Listed records START

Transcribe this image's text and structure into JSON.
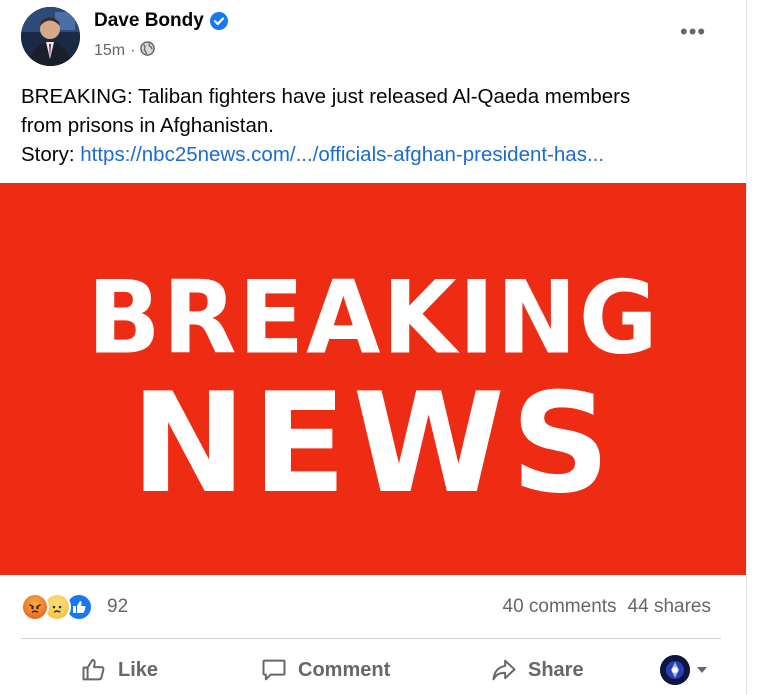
{
  "post": {
    "author": "Dave Bondy",
    "time": "15m",
    "separator": "·",
    "text_line1": "BREAKING: Taliban fighters have just released Al-Qaeda members",
    "text_line2": "from prisons in Afghanistan.",
    "story_label": "Story:",
    "story_link": "https://nbc25news.com/.../officials-afghan-president-has...",
    "more_label": "•••"
  },
  "media": {
    "line1": "BREAKING",
    "line2": "NEWS",
    "background_color": "#ee2b13"
  },
  "engagement": {
    "reaction_count": "92",
    "comments": "40 comments",
    "shares": "44 shares",
    "reaction_icons": [
      "angry-icon",
      "sad-icon",
      "like-icon"
    ]
  },
  "actions": {
    "like": "Like",
    "comment": "Comment",
    "share": "Share"
  },
  "colors": {
    "link": "#1b6bd1",
    "secondary_text": "#65676b",
    "verified": "#1877f2"
  }
}
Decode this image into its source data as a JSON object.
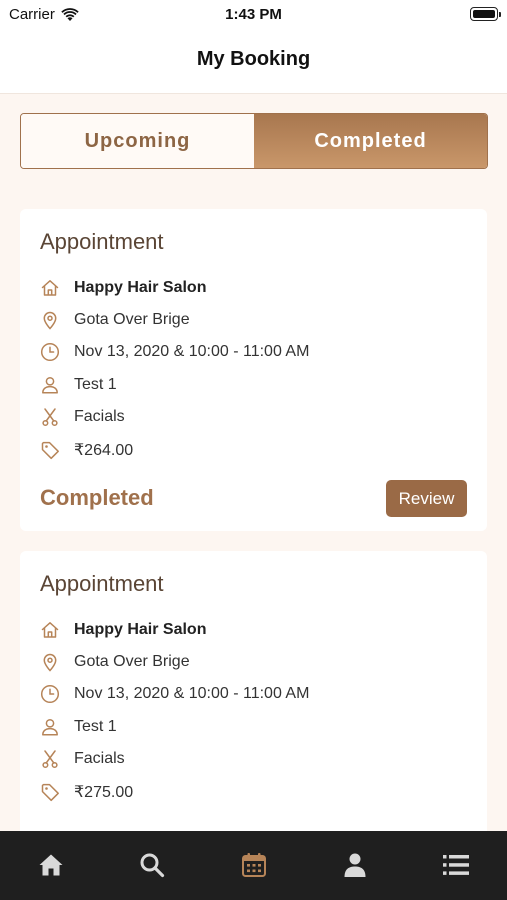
{
  "status_bar": {
    "carrier": "Carrier",
    "time": "1:43 PM"
  },
  "header": {
    "title": "My Booking"
  },
  "tabs": [
    {
      "label": "Upcoming",
      "active": false
    },
    {
      "label": "Completed",
      "active": true
    }
  ],
  "bookings": [
    {
      "title": "Appointment",
      "salon": "Happy Hair Salon",
      "address": "Gota Over Brige",
      "datetime": "Nov 13, 2020 & 10:00 - 11:00 AM",
      "customer": "Test 1",
      "service": "Facials",
      "price": "₹264.00",
      "status": "Completed",
      "action_label": "Review"
    },
    {
      "title": "Appointment",
      "salon": "Happy Hair Salon",
      "address": "Gota Over Brige",
      "datetime": "Nov 13, 2020 & 10:00 - 11:00 AM",
      "customer": "Test 1",
      "service": "Facials",
      "price": "₹275.00"
    }
  ],
  "bottom_nav": [
    {
      "icon": "home-icon",
      "active": false
    },
    {
      "icon": "search-icon",
      "active": false
    },
    {
      "icon": "calendar-icon",
      "active": true
    },
    {
      "icon": "profile-icon",
      "active": false
    },
    {
      "icon": "menu-list-icon",
      "active": false
    }
  ],
  "colors": {
    "accent": "#a0714c",
    "accent_dark": "#9a6a46",
    "background": "#fdf6f1",
    "tab_bar": "#1f1f1f",
    "active_tab_icon": "#b68458",
    "inactive_tab_icon": "#d9d9d9"
  }
}
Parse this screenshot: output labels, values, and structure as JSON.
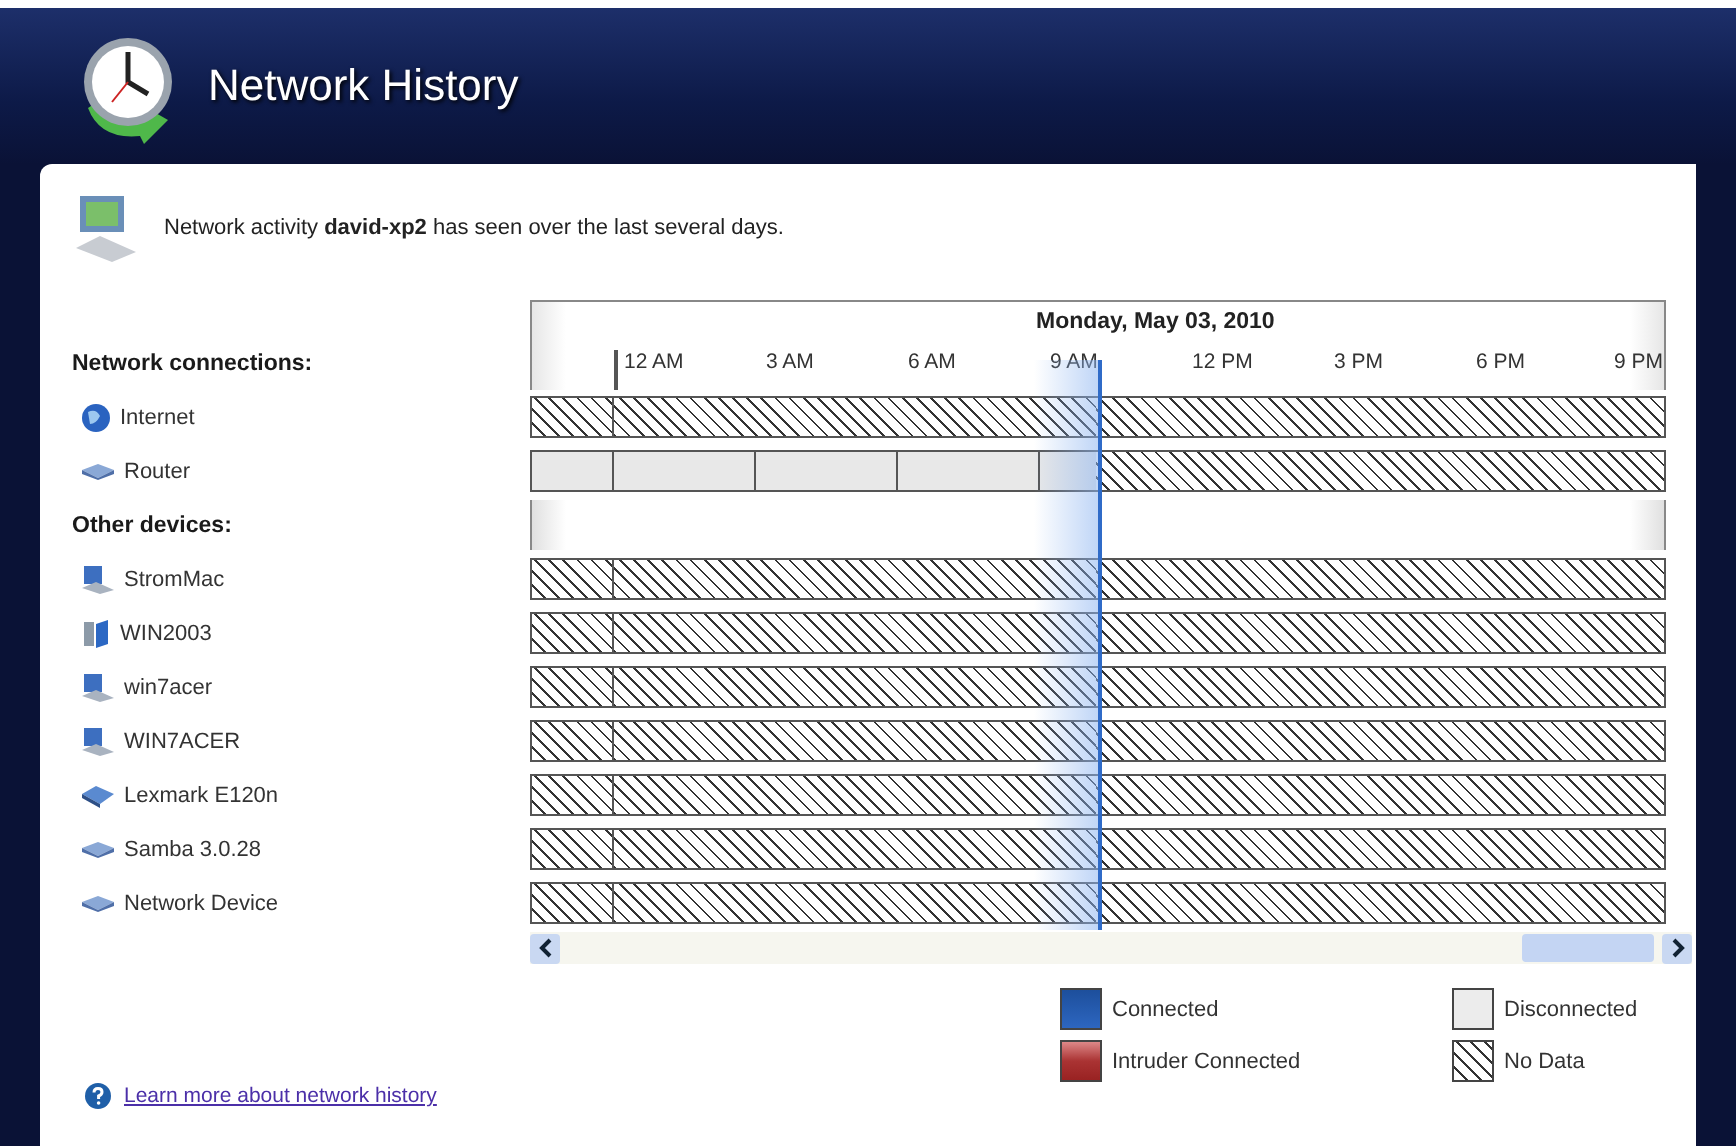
{
  "window": {
    "title": "Network History"
  },
  "description": "Network activity **david-xp2** has seen over the last several days.",
  "timeline": {
    "date": "Monday, May 03, 2010",
    "hours": [
      "12 AM",
      "3 AM",
      "6 AM",
      "9 AM",
      "12 PM",
      "3 PM",
      "6 PM",
      "9 PM"
    ]
  },
  "groups": [
    {
      "heading": "Network connections:",
      "items": [
        {
          "name": "Internet",
          "kind": "globe",
          "segments": [
            {
              "kind": "no_data"
            },
            {
              "kind": "no_data"
            }
          ]
        },
        {
          "name": "Router",
          "kind": "router",
          "segments": [
            {
              "kind": "disconnected"
            },
            {
              "kind": "no_data"
            }
          ]
        }
      ]
    },
    {
      "heading": "Other devices:",
      "items": [
        {
          "name": "StromMac",
          "kind": "computer",
          "segments": [
            {
              "kind": "no_data"
            },
            {
              "kind": "no_data"
            }
          ]
        },
        {
          "name": "WIN2003",
          "kind": "server",
          "segments": [
            {
              "kind": "no_data"
            },
            {
              "kind": "no_data"
            }
          ]
        },
        {
          "name": "win7acer",
          "kind": "computer",
          "segments": [
            {
              "kind": "no_data"
            },
            {
              "kind": "no_data"
            }
          ]
        },
        {
          "name": "WIN7ACER",
          "kind": "computer",
          "segments": [
            {
              "kind": "no_data"
            },
            {
              "kind": "no_data"
            }
          ]
        },
        {
          "name": "Lexmark E120n",
          "kind": "printer",
          "segments": [
            {
              "kind": "no_data"
            },
            {
              "kind": "no_data"
            }
          ]
        },
        {
          "name": "Samba 3.0.28",
          "kind": "router",
          "segments": [
            {
              "kind": "no_data"
            },
            {
              "kind": "no_data"
            }
          ]
        },
        {
          "name": "Network Device",
          "kind": "router",
          "segments": [
            {
              "kind": "no_data"
            },
            {
              "kind": "no_data"
            }
          ]
        }
      ]
    }
  ],
  "legend": [
    {
      "label": "Connected",
      "kind": "connected"
    },
    {
      "label": "Disconnected",
      "kind": "disconnected"
    },
    {
      "label": "Intruder Connected",
      "kind": "intruder"
    },
    {
      "label": "No Data",
      "kind": "no_data"
    }
  ],
  "help_link": "Learn more about network history"
}
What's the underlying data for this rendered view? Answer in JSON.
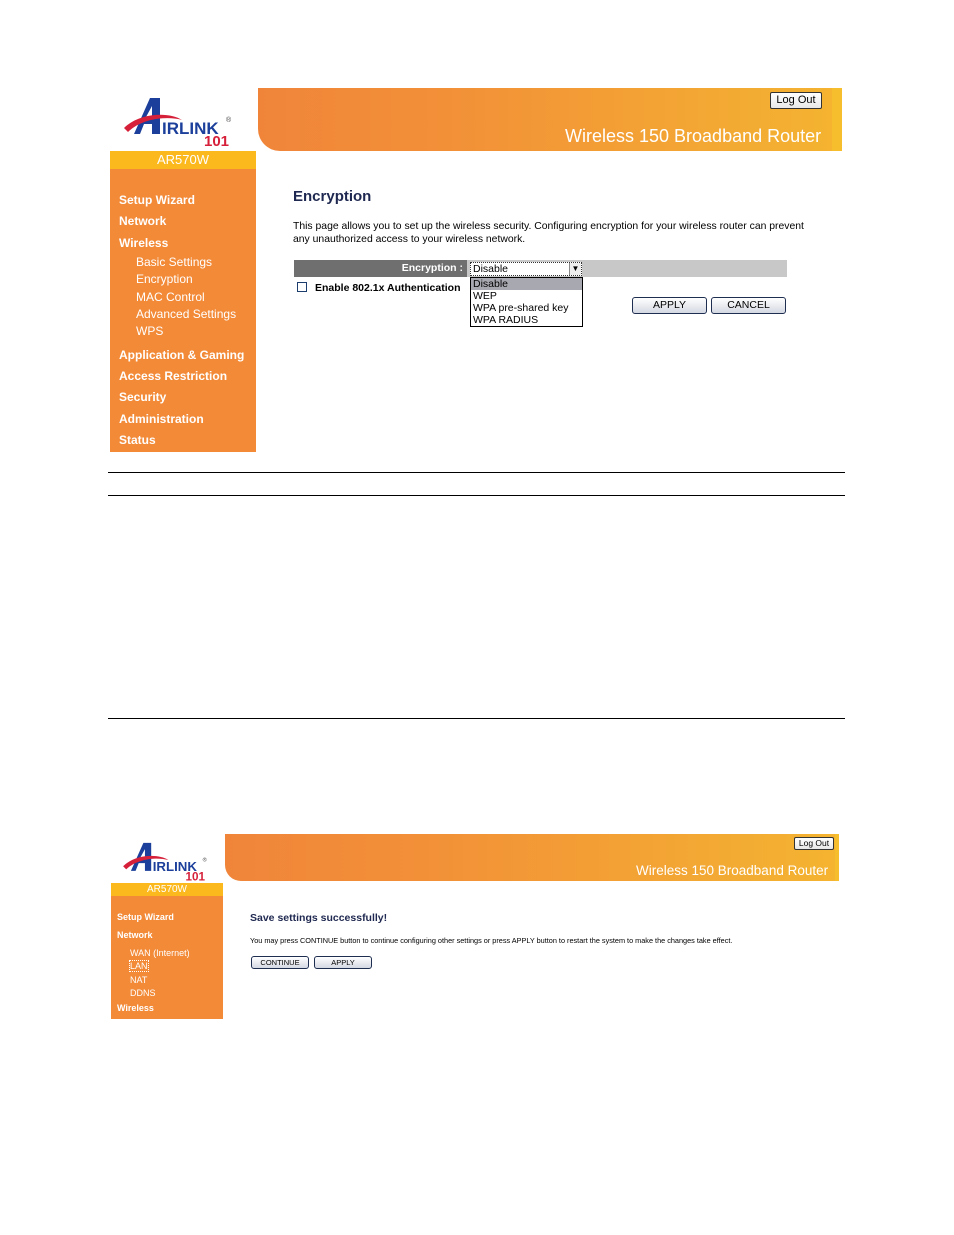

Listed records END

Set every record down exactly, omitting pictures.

Solution to this exercise >>
Transcribe this image's text and structure into JSON.
{
  "post": {
    "author": "Dave Bondy",
    "time": "15m",
    "separator": "·",
    "text_line1": "BREAKING: Taliban fighters have just released Al-Qaeda members",
    "text_line2": "from prisons in Afghanistan.",
    "story_label": "Story:",
    "story_link": "https://nbc25news.com/.../officials-afghan-president-has...",
    "more_label": "•••"
  },
  "media": {
    "line1": "BREAKING",
    "line2": "NEWS",
    "background_color": "#ee2b13"
  },
  "engagement": {
    "reaction_count": "92",
    "comments": "40 comments",
    "shares": "44 shares",
    "reaction_icons": [
      "angry-icon",
      "sad-icon",
      "like-icon"
    ]
  },
  "actions": {
    "like": "Like",
    "comment": "Comment",
    "share": "Share"
  },
  "colors": {
    "link": "#1b6bd1",
    "secondary_text": "#65676b",
    "verified": "#1877f2"
  }
}
Decode this image into its source data as a JSON object.
{
  "status_bar": {
    "carrier": "Carrier",
    "time": "1:43 PM"
  },
  "header": {
    "title": "My Booking"
  },
  "tabs": [
    {
      "label": "Upcoming",
      "active": false
    },
    {
      "label": "Completed",
      "active": true
    }
  ],
  "bookings": [
    {
      "title": "Appointment",
      "salon": "Happy Hair Salon",
      "address": "Gota Over Brige",
      "datetime": "Nov 13, 2020 & 10:00 - 11:00 AM",
      "customer": "Test 1",
      "service": "Facials",
      "price": "₹264.00",
      "status": "Completed",
      "action_label": "Review"
    },
    {
      "title": "Appointment",
      "salon": "Happy Hair Salon",
      "address": "Gota Over Brige",
      "datetime": "Nov 13, 2020 & 10:00 - 11:00 AM",
      "customer": "Test 1",
      "service": "Facials",
      "price": "₹275.00"
    }
  ],
  "bottom_nav": [
    {
      "icon": "home-icon",
      "active": false
    },
    {
      "icon": "search-icon",
      "active": false
    },
    {
      "icon": "calendar-icon",
      "active": true
    },
    {
      "icon": "profile-icon",
      "active": false
    },
    {
      "icon": "menu-list-icon",
      "active": false
    }
  ],
  "colors": {
    "accent": "#a0714c",
    "accent_dark": "#9a6a46",
    "background": "#fdf6f1",
    "tab_bar": "#1f1f1f",
    "active_tab_icon": "#b68458",
    "inactive_tab_icon": "#d9d9d9"
  }
}
Parse this screenshot: output labels, values, and structure as JSON.
{
  "window": {
    "title": "Network History"
  },
  "description": "Network activity **david-xp2** has seen over the last several days.",
  "timeline": {
    "date": "Monday, May 03, 2010",
    "hours": [
      "12 AM",
      "3 AM",
      "6 AM",
      "9 AM",
      "12 PM",
      "3 PM",
      "6 PM",
      "9 PM"
    ]
  },
  "groups": [
    {
      "heading": "Network connections:",
      "items": [
        {
          "name": "Internet",
          "kind": "globe",
          "segments": [
            {
              "kind": "no_data"
            },
            {
              "kind": "no_data"
            }
          ]
        },
        {
          "name": "Router",
          "kind": "router",
          "segments": [
            {
              "kind": "disconnected"
            },
            {
              "kind": "no_data"
            }
          ]
        }
      ]
    },
    {
      "heading": "Other devices:",
      "items": [
        {
          "name": "StromMac",
          "kind": "computer",
          "segments": [
            {
              "kind": "no_data"
            },
            {
              "kind": "no_data"
            }
          ]
        },
        {
          "name": "WIN2003",
          "kind": "server",
          "segments": [
            {
              "kind": "no_data"
            },
            {
              "kind": "no_data"
            }
          ]
        },
        {
          "name": "win7acer",
          "kind": "computer",
          "segments": [
            {
              "kind": "no_data"
            },
            {
              "kind": "no_data"
            }
          ]
        },
        {
          "name": "WIN7ACER",
          "kind": "computer",
          "segments": [
            {
              "kind": "no_data"
            },
            {
              "kind": "no_data"
            }
          ]
        },
        {
          "name": "Lexmark E120n",
          "kind": "printer",
          "segments": [
            {
              "kind": "no_data"
            },
            {
              "kind": "no_data"
            }
          ]
        },
        {
          "name": "Samba 3.0.28",
          "kind": "router",
          "segments": [
            {
              "kind": "no_data"
            },
            {
              "kind": "no_data"
            }
          ]
        },
        {
          "name": "Network Device",
          "kind": "router",
          "segments": [
            {
              "kind": "no_data"
            },
            {
              "kind": "no_data"
            }
          ]
        }
      ]
    }
  ],
  "legend": [
    {
      "label": "Connected",
      "kind": "connected"
    },
    {
      "label": "Disconnected",
      "kind": "disconnected"
    },
    {
      "label": "Intruder Connected",
      "kind": "intruder"
    },
    {
      "label": "No Data",
      "kind": "no_data"
    }
  ],
  "help_link": "Learn more about network history"
}
What's the underlying data for this rendered view? Answer in JSON.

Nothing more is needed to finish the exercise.